== Information shown ==
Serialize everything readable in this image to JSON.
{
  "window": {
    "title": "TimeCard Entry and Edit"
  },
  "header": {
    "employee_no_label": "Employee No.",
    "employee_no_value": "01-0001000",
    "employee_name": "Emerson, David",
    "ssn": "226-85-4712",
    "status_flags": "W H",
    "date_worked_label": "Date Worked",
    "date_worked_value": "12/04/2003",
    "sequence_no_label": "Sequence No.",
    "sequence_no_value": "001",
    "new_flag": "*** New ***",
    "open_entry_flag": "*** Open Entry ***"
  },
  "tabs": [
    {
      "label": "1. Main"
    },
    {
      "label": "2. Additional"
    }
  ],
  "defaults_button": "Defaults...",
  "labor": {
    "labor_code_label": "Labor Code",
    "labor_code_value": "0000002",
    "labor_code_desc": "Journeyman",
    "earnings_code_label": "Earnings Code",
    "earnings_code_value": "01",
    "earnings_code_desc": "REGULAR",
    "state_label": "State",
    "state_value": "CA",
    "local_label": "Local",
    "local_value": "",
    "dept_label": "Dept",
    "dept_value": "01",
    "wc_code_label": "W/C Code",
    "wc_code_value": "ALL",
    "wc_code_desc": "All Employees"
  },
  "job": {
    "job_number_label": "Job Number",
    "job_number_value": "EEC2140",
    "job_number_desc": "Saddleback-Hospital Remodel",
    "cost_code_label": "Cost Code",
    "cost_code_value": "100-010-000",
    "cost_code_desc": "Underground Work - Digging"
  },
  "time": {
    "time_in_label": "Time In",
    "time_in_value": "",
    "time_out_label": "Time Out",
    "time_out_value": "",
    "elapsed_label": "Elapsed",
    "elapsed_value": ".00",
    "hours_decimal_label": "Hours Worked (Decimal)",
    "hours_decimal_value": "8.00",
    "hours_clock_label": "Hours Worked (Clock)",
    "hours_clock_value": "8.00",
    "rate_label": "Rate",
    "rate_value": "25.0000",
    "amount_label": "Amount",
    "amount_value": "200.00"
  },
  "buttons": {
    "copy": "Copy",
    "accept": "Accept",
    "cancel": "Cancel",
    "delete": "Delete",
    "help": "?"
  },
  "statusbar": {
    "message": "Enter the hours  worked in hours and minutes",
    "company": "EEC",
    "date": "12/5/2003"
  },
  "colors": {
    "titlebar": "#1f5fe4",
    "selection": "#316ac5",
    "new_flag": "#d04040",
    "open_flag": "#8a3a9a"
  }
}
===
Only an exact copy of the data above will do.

Serialize everything readable in this image to JSON.
{
  "window": {
    "title": "TimeCard Entry and Edit"
  },
  "header": {
    "employee_no_label": "Employee No.",
    "employee_no_value": "01-0001000",
    "employee_name": "Emerson, David",
    "ssn": "226-85-4712",
    "status_flags": "W H",
    "date_worked_label": "Date Worked",
    "date_worked_value": "12/04/2003",
    "sequence_no_label": "Sequence No.",
    "sequence_no_value": "001",
    "new_flag": "*** New ***",
    "open_entry_flag": "*** Open Entry ***"
  },
  "tabs": [
    {
      "label": "1. Main"
    },
    {
      "label": "2. Additional"
    }
  ],
  "defaults_button": "Defaults...",
  "labor": {
    "labor_code_label": "Labor Code",
    "labor_code_value": "0000002",
    "labor_code_desc": "Journeyman",
    "earnings_code_label": "Earnings Code",
    "earnings_code_value": "01",
    "earnings_code_desc": "REGULAR",
    "state_label": "State",
    "state_value": "CA",
    "local_label": "Local",
    "local_value": "",
    "dept_label": "Dept",
    "dept_value": "01",
    "wc_code_label": "W/C Code",
    "wc_code_value": "ALL",
    "wc_code_desc": "All Employees"
  },
  "job": {
    "job_number_label": "Job Number",
    "job_number_value": "EEC2140",
    "job_number_desc": "Saddleback-Hospital Remodel",
    "cost_code_label": "Cost Code",
    "cost_code_value": "100-010-000",
    "cost_code_desc": "Underground Work - Digging"
  },
  "time": {
    "time_in_label": "Time In",
    "time_in_value": "",
    "time_out_label": "Time Out",
    "time_out_value": "",
    "elapsed_label": "Elapsed",
    "elapsed_value": ".00",
    "hours_decimal_label": "Hours Worked (Decimal)",
    "hours_decimal_value": "8.00",
    "hours_clock_label": "Hours Worked (Clock)",
    "hours_clock_value": "8.00",
    "rate_label": "Rate",
    "rate_value": "25.0000",
    "amount_label": "Amount",
    "amount_value": "200.00"
  },
  "buttons": {
    "copy": "Copy",
    "accept": "Accept",
    "cancel": "Cancel",
    "delete": "Delete",
    "help": "?"
  },
  "statusbar": {
    "message": "Enter the hours  worked in hours and minutes",
    "company": "EEC",
    "date": "12/5/2003"
  },
  "colors": {
    "titlebar": "#1f5fe4",
    "selection": "#316ac5",
    "new_flag": "#d04040",
    "open_flag": "#8a3a9a"
  }
}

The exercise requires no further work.